This is a very simply example of the problem I described.  The form however, is different, to protect confidential information.

In this screen shot you can see how the form can be made to fit neatly on the right side of the screen.  In the actual form, you would see information on nearly every pixel of the form.
LVL 75
ID: 36939096
No screen shot attached ...?

Author Comment

ID: 36939217
Sorry, the sceen shot did not upload.  I suspect this website doesn't like rtf files!  I pasted the image into a wordpad document, but hopefully you get the idea.
LVL 75

Accepted Solution

DatabaseMX (Joe Anderson - Access MVP) earned 500 total points
ID: 36939222
Create a JPG or GIF ... or paste into a DOC file.


Author Comment

ID: 37512123
Just wanted to say that I'm still working on this but have been pulled off this project due to other priorities.  I have left the question open to help when the time is right.  Thanks.

Featured Post

How to run any project with ease

Manage projects of all sizes how you want. Great for personal to-do lists, project milestones, team priorities and launch plans.
- Combine task lists, docs, spreadsheets, and chat in one
- View and edit from mobile/offline
- Cut down on emails

Join & Write a Comment

This article is a continuation or rather an extension from Cascading Combos ( and builds on examples developed in detail there.
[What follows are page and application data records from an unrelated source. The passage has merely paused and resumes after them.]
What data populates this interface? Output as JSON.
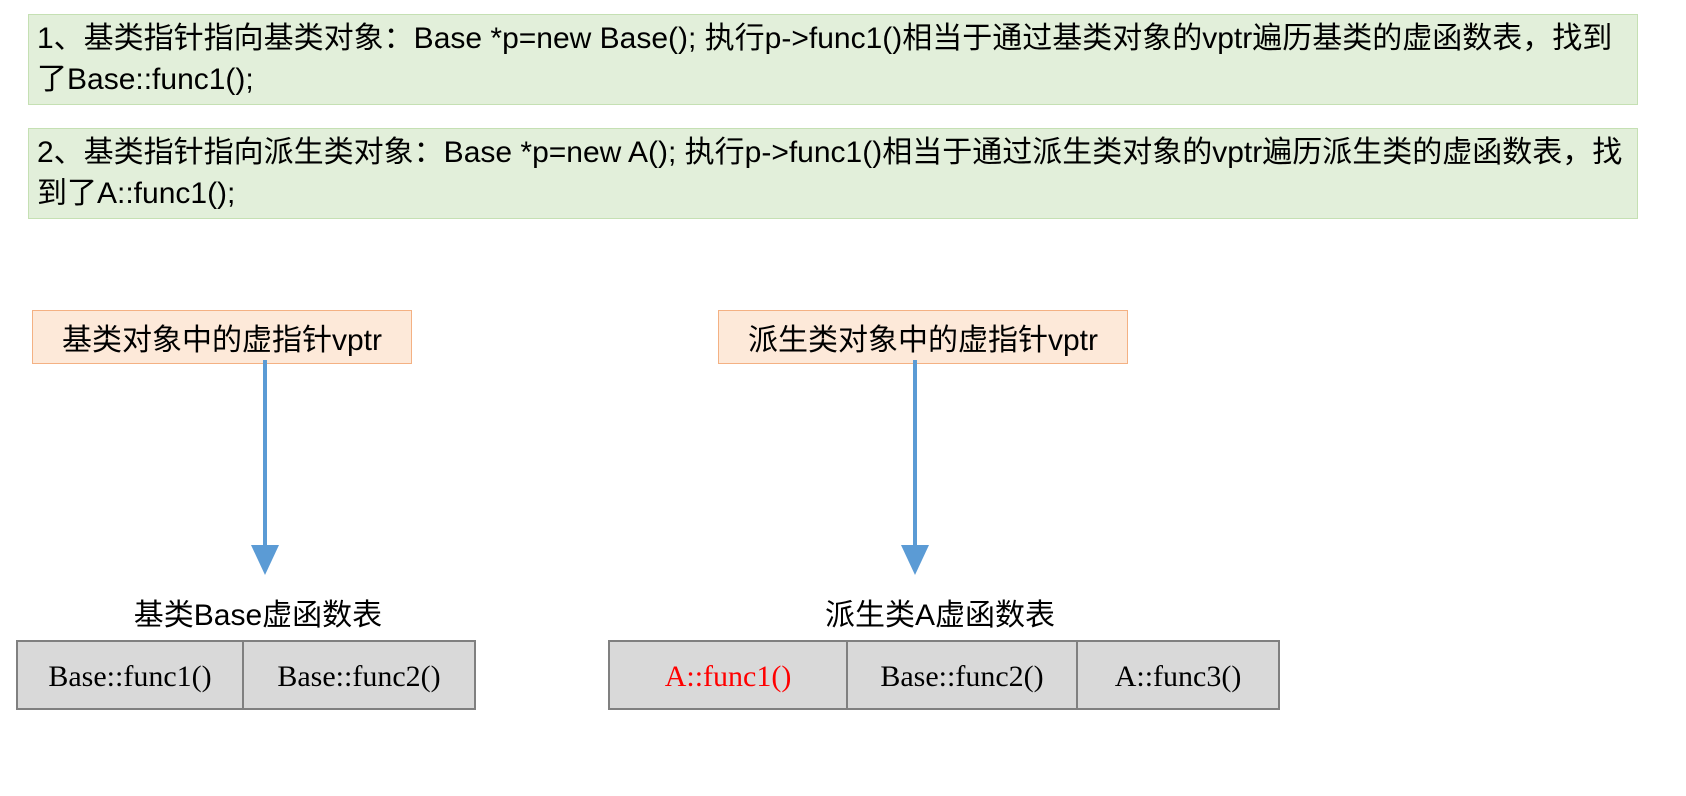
{
  "block1": "1、基类指针指向基类对象：Base *p=new Base(); 执行p->func1()相当于通过基类对象的vptr遍历基类的虚函数表，找到了Base::func1();",
  "block2": "2、基类指针指向派生类对象：Base *p=new A(); 执行p->func1()相当于通过派生类对象的vptr遍历派生类的虚函数表，找到了A::func1();",
  "base": {
    "vptr_label": "基类对象中的虚指针vptr",
    "vtable_title": "基类Base虚函数表",
    "cells": [
      "Base::func1()",
      "Base::func2()"
    ],
    "highlighted": []
  },
  "derived": {
    "vptr_label": "派生类对象中的虚指针vptr",
    "vtable_title": "派生类A虚函数表",
    "cells": [
      "A::func1()",
      "Base::func2()",
      "A::func3()"
    ],
    "highlighted": [
      0
    ]
  },
  "colors": {
    "block_bg": "#e2efda",
    "label_bg": "#fde9d9",
    "cell_bg": "#d9d9d9",
    "arrow": "#5b9bd5",
    "highlight": "#ff0000"
  }
}
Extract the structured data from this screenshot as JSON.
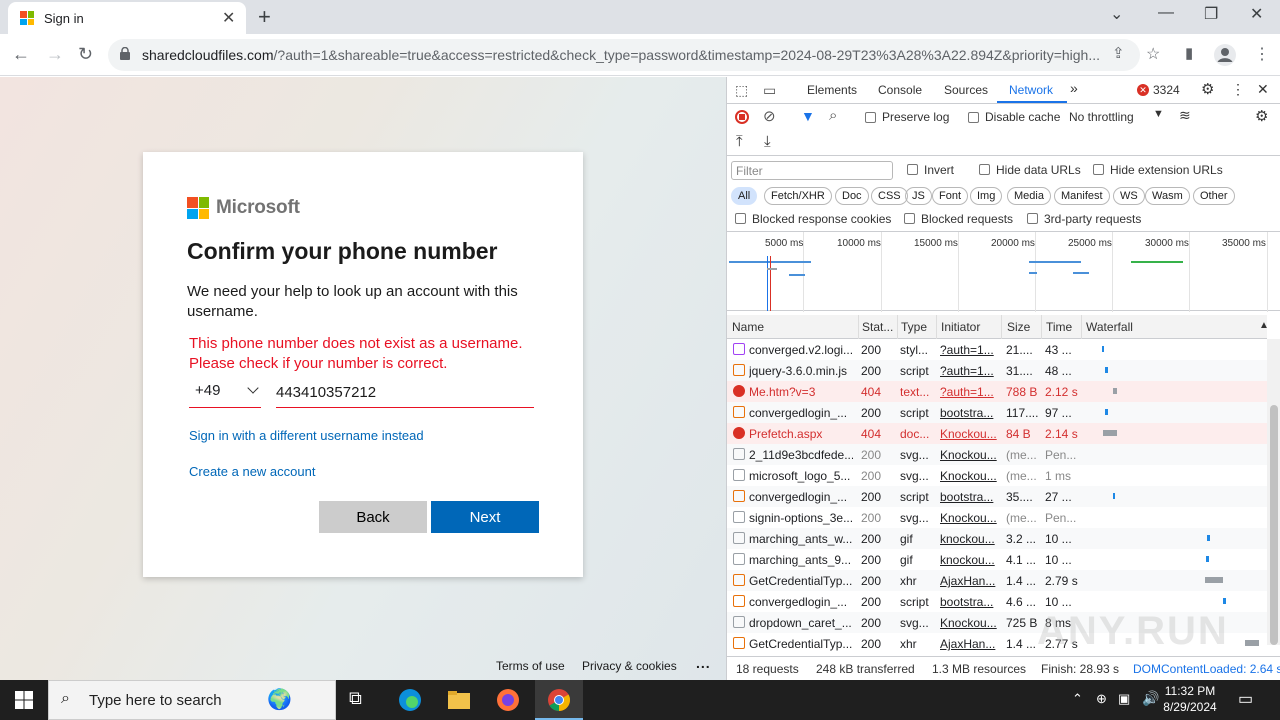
{
  "browser": {
    "tab_title": "Sign in",
    "url_domain": "sharedcloudfiles.com",
    "url_rest": "/?auth=1&shareable=true&access=restricted&check_type=password&timestamp=2024-08-29T23%3A28%3A22.894Z&priority=high..."
  },
  "signin": {
    "brand": "Microsoft",
    "heading": "Confirm your phone number",
    "description": "We need your help to look up an account with this username.",
    "error": "This phone number does not exist as a username. Please check if your number is correct.",
    "country_code": "+49",
    "phone_value": "443410357212",
    "different_username_link": "Sign in with a different username instead",
    "create_account_link": "Create a new account",
    "back_label": "Back",
    "next_label": "Next",
    "footer_terms": "Terms of use",
    "footer_privacy": "Privacy & cookies",
    "footer_more": "..."
  },
  "devtools": {
    "tabs": [
      "Elements",
      "Console",
      "Sources",
      "Network"
    ],
    "error_count": "3324",
    "preserve_log": "Preserve log",
    "disable_cache": "Disable cache",
    "throttling": "No throttling",
    "filter_placeholder": "Filter",
    "invert": "Invert",
    "hide_data_urls": "Hide data URLs",
    "hide_extension_urls": "Hide extension URLs",
    "type_filters": [
      "All",
      "Fetch/XHR",
      "Doc",
      "CSS",
      "JS",
      "Font",
      "Img",
      "Media",
      "Manifest",
      "WS",
      "Wasm",
      "Other"
    ],
    "blocked_cookies": "Blocked response cookies",
    "blocked_requests": "Blocked requests",
    "third_party": "3rd-party requests",
    "timeline_ticks": [
      "5000 ms",
      "10000 ms",
      "15000 ms",
      "20000 ms",
      "25000 ms",
      "30000 ms",
      "35000 ms"
    ],
    "columns": [
      "Name",
      "Stat...",
      "Type",
      "Initiator",
      "Size",
      "Time",
      "Waterfall"
    ],
    "rows": [
      {
        "name": "converged.v2.logi...",
        "status": "200",
        "type": "styl...",
        "initiator": "?auth=1...",
        "size": "21....",
        "time": "43 ...",
        "kind": "css"
      },
      {
        "name": "jquery-3.6.0.min.js",
        "status": "200",
        "type": "script",
        "initiator": "?auth=1...",
        "size": "31....",
        "time": "48 ...",
        "kind": "js"
      },
      {
        "name": "Me.htm?v=3",
        "status": "404",
        "type": "text...",
        "initiator": "?auth=1...",
        "size": "788 B",
        "time": "2.12 s",
        "kind": "err"
      },
      {
        "name": "convergedlogin_...",
        "status": "200",
        "type": "script",
        "initiator": "bootstra...",
        "size": "117....",
        "time": "97 ...",
        "kind": "js"
      },
      {
        "name": "Prefetch.aspx",
        "status": "404",
        "type": "doc...",
        "initiator": "Knockou...",
        "size": "84 B",
        "time": "2.14 s",
        "kind": "err"
      },
      {
        "name": "2_11d9e3bcdfede...",
        "status": "200",
        "type": "svg...",
        "initiator": "Knockou...",
        "size": "(me...",
        "time": "Pen...",
        "kind": "img"
      },
      {
        "name": "microsoft_logo_5...",
        "status": "200",
        "type": "svg...",
        "initiator": "Knockou...",
        "size": "(me...",
        "time": "1 ms",
        "kind": "img"
      },
      {
        "name": "convergedlogin_...",
        "status": "200",
        "type": "script",
        "initiator": "bootstra...",
        "size": "35....",
        "time": "27 ...",
        "kind": "js"
      },
      {
        "name": "signin-options_3e...",
        "status": "200",
        "type": "svg...",
        "initiator": "Knockou...",
        "size": "(me...",
        "time": "Pen...",
        "kind": "img"
      },
      {
        "name": "marching_ants_w...",
        "status": "200",
        "type": "gif",
        "initiator": "knockou...",
        "size": "3.2 ...",
        "time": "10 ...",
        "kind": "img"
      },
      {
        "name": "marching_ants_9...",
        "status": "200",
        "type": "gif",
        "initiator": "knockou...",
        "size": "4.1 ...",
        "time": "10 ...",
        "kind": "img"
      },
      {
        "name": "GetCredentialTyp...",
        "status": "200",
        "type": "xhr",
        "initiator": "AjaxHan...",
        "size": "1.4 ...",
        "time": "2.79 s",
        "kind": "xhr"
      },
      {
        "name": "convergedlogin_...",
        "status": "200",
        "type": "script",
        "initiator": "bootstra...",
        "size": "4.6 ...",
        "time": "10 ...",
        "kind": "js"
      },
      {
        "name": "dropdown_caret_...",
        "status": "200",
        "type": "svg...",
        "initiator": "Knockou...",
        "size": "725 B",
        "time": "8 ms",
        "kind": "img"
      },
      {
        "name": "GetCredentialTyp...",
        "status": "200",
        "type": "xhr",
        "initiator": "AjaxHan...",
        "size": "1.4 ...",
        "time": "2.77 s",
        "kind": "xhr"
      }
    ],
    "status": {
      "requests": "18 requests",
      "transferred": "248 kB transferred",
      "resources": "1.3 MB resources",
      "finish": "Finish: 28.93 s",
      "dcl": "DOMContentLoaded: 2.64 s"
    }
  },
  "taskbar": {
    "search_placeholder": "Type here to search",
    "time": "11:32 PM",
    "date": "8/29/2024"
  },
  "watermark": "ANY.RUN"
}
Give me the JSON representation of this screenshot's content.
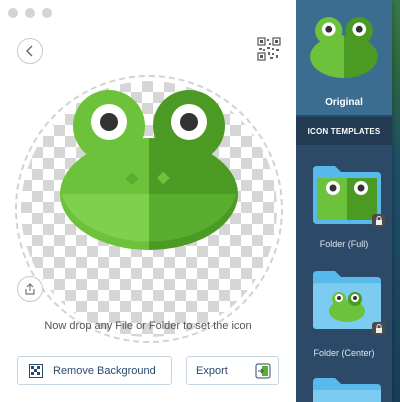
{
  "window": {
    "traffic_lights": [
      "close",
      "minimize",
      "zoom"
    ]
  },
  "main": {
    "back_icon": "chevron-left-icon",
    "qr_icon": "qr-code-icon",
    "share_icon": "share-icon",
    "hint": "Now drop any File or Folder to set the icon",
    "remove_background_label": "Remove Background",
    "export_label": "Export"
  },
  "sidebar": {
    "original_label": "Original",
    "section_title": "ICON TEMPLATES",
    "templates": [
      {
        "label": "Folder (Full)",
        "locked": true
      },
      {
        "label": "Folder (Center)",
        "locked": true
      },
      {
        "label": "",
        "locked": false
      }
    ]
  },
  "colors": {
    "frog_light": "#6cc23a",
    "frog_dark": "#4a9a24",
    "sidebar_bg": "#2c4a67",
    "original_bg": "#3a6d8f",
    "folder_blue": "#59b9ea"
  }
}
It should be understandable alone, but I recommend reading the previous artic…
Introduction The Visual Basic for Applications (VBA) language is at the heart of every application that you write. It is your key to taking Access beyond the world of wizards into a world where anything is possible. This article introduces you to…
Familiarize people with the process of utilizing SQL Server views from within Microsoft Access. Microsoft Access is a very powerful client/server development tool. One of the SQL Server objects that you can interact with from within Microsoft Access…
Basics of query design. Shows you how to construct a simple query by adding tables, perform joins, defining output columns, perform sorting, and apply criteria.

747 members asked questions and received personalized solutions in the past 7 days.

Join the community of 500,000 technology professionals and ask your questions.

Join & Ask a Question

Need Help in Real-Time?

Connect with top rated Experts

17 Experts available now in Live!

Get 1:1 Help Now